UPDATE [11/01/21]: Apple and Hyundai are reportedly negotiating a deal to produce the beta version of the self-driving electric cars… and as early as 2022. Set to be finalised in March this year, this apparently entails building a US-based factory capable of delivering 400,000 vehicles each year. For reference, after years of scaling up, Tesla only managed to deliver almost 500,000 in 2020.
Project Titan was established by Apple in 2014 to develop its very own consumer vehicle featuring “breakthrough battery technology” (there’s an iPhone joke here somewhere to do with Apple Cars, I know). The entire endeavour was apparently shelved two years later as rumours of leadership problems and undisclosed logistical hurdles surfaced. Eventually, close to 200 of the 1,000 originally assigned employees were laid off.

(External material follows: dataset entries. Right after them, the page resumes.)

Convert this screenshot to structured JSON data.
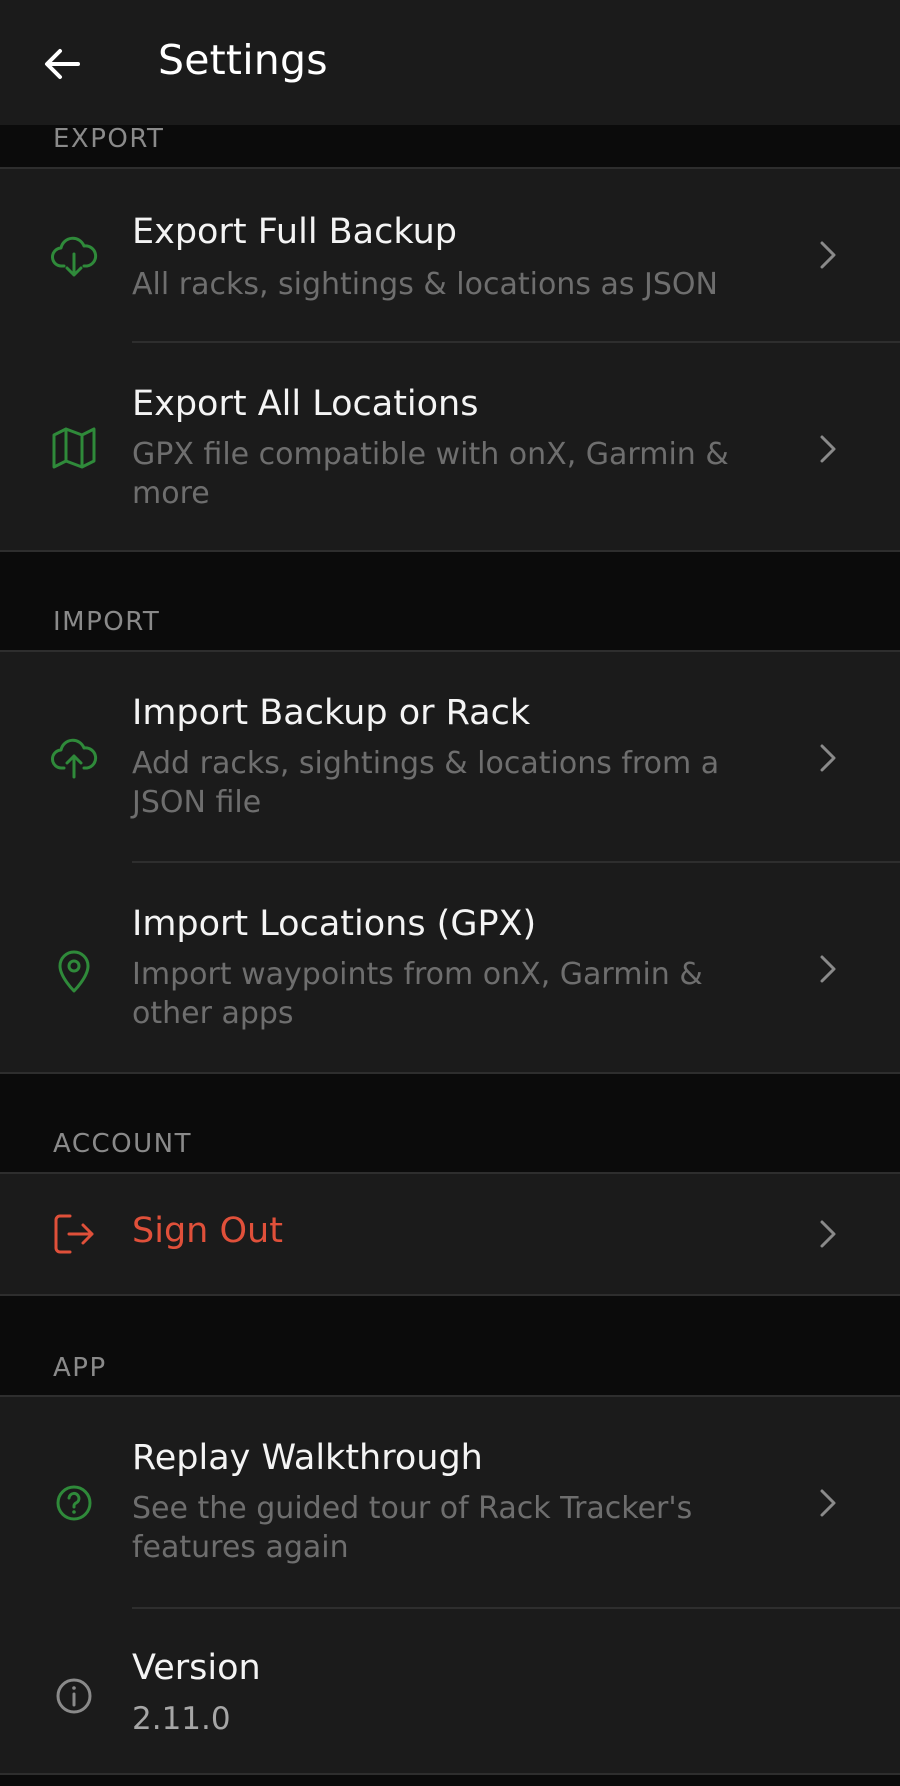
{
  "header": {
    "title": "Settings",
    "back_icon": "arrow-left-icon"
  },
  "sections": {
    "export": {
      "label": "EXPORT",
      "items": [
        {
          "label": "Export Full Backup",
          "sub": "All racks, sightings & locations as JSON",
          "icon": "cloud-download-icon"
        },
        {
          "label": "Export All Locations",
          "sub": "GPX file compatible with onX, Garmin & more",
          "icon": "map-icon"
        }
      ]
    },
    "import": {
      "label": "IMPORT",
      "items": [
        {
          "label": "Import Backup or Rack",
          "sub": "Add racks, sightings & locations from a JSON file",
          "icon": "cloud-upload-icon"
        },
        {
          "label": "Import Locations (GPX)",
          "sub": "Import waypoints from onX, Garmin & other apps",
          "icon": "map-pin-icon"
        }
      ]
    },
    "account": {
      "label": "ACCOUNT",
      "items": [
        {
          "label": "Sign Out",
          "icon": "sign-out-icon"
        }
      ]
    },
    "app": {
      "label": "APP",
      "items": [
        {
          "label": "Replay Walkthrough",
          "sub": "See the guided tour of Rack Tracker's features again",
          "icon": "help-circle-icon"
        },
        {
          "label": "Version",
          "value": "2.11.0",
          "icon": "info-icon"
        }
      ]
    }
  },
  "colors": {
    "accent_green": "#2f8a3a",
    "danger_red": "#e0503a",
    "background": "#0b0b0b",
    "card": "#1b1b1b"
  }
}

During the interim, the world’s most valuable company withdrew to focus on the software side of things and recalibrate. In 2018, Tesla engineering chief Doug Field reprised his role as Apple Vice President to oversee Project Titan, steering the proverbial ship into a new direction. Given the fresh reports published by Reuters that Apple is tentatively circling a 2024 launch date for its self-driving cars, we can only assume the recalibration process has yielded substantial results.
Positioned to rival Alphabet’s driverless robotaxis – Waymo – the online world has been abuzz with anticipation, due in great part to what has been revealed by anonymous inside sources. Central to the Apple vehicle’s success is a brand new battery design which could “radically” reduce costs and potentially increase range. At the moment, the objective is to pack more active material inside the aforementioned batteries. Engineers are closely examining the chemistry of lithium iron phosphate – or LFP – which is less likely to overheat and far safer than other types of lithium-ion batteries.
Where there’s ambition, there’s scepticism. And negative chatter in the context of the renewed Project Titan involves whether an operation which has never delved into car production will be able to actually pull this off – citing the fact that it took Elon Musk 17 years before finally turning a sustained profit as a newcomer in the extremely cut-throat automotive game.
“In order to have a viable assembly plant, you need 100,000 vehicles annually, with more volume to come,” says an unnamed commentator.
But many are confident that Apple’s deep pockets as well as its proclivity for expanding its verticals – i.e. entertainment, health – could be a solid indicator for success.
“If there is one company on the planet that has the resources to do that, it’s probably Apple,” notes a former Project Titan team member.
“But at the same time, it’s not a cell phone.”
”It’s next level,” adds yet another unnamed employee, in reference to Apple’s battery technology.
“Like the first time you saw the iPhone.”
Additionally, sources have mentioned the inclusion of multiple lidar sensors to scan varying distances and provide a 3D view of the road, which may be delivered by both outside partners and derived internally; the latter of which has already been accomplished/demonstrated with this year’s iPhone 12 Pro and iPad Pro models.
It’s unclear who will be named the manufacturing partner to assemble the Apple-branded cars at this stage – and as per CNBC, there’s still a chance the scope of the total efforts will be reduced by integrating the company’s autonomous driving system within vehicles from a traditional automaker (as opposed to building from scratch). Apple has obviously declined to comment.
We’ll keep you updated as the details come.